A MOOC is being developed, but the lecturer, due to readability in the videos, chooses to leave out the attribution there. At the end of each course week a list with further reading is shared. When writing the MOOC, the lecturer has used the work of other colleagues worldwide. Should he have attributed in more details? (rewritten from moral dilemma from code of conduct version 2004)

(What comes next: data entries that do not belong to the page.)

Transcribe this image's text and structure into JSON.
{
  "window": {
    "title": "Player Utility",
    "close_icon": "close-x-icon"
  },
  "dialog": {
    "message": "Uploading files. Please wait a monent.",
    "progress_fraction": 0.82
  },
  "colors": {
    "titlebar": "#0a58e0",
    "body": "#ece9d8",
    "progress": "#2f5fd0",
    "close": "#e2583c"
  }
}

The Code of Conduct for Scientific Practice also applies to e-learning materials. When referring to scientific integrity, most people think about research. However, the code of conduct, adapted in 2014, also plays a role in offering teaching materials. These principles apply to lecturers as well as students. The scientist / lecturer, based on the principle of honesty and scrupulousness, is also responsible for the quality of the education he or she provides and the scientific and societal value of the research program he or she takes part in. The scientist can only go by his or her own preferences as long as these comply with this responsibility. Based on the principle of impartiality, referring solely to one’s own study books in education needs to be avoided, at least at the level of the entire curriculum. The principle of independence requires that the involvement of external financial sponsors is clearly mentioned at the announcement of the course and in the course materials.You can find the full text of the Code of conduct for scientific practice on the VSNU website .
|Last modified:||14 December 2018 11.42 a.m.|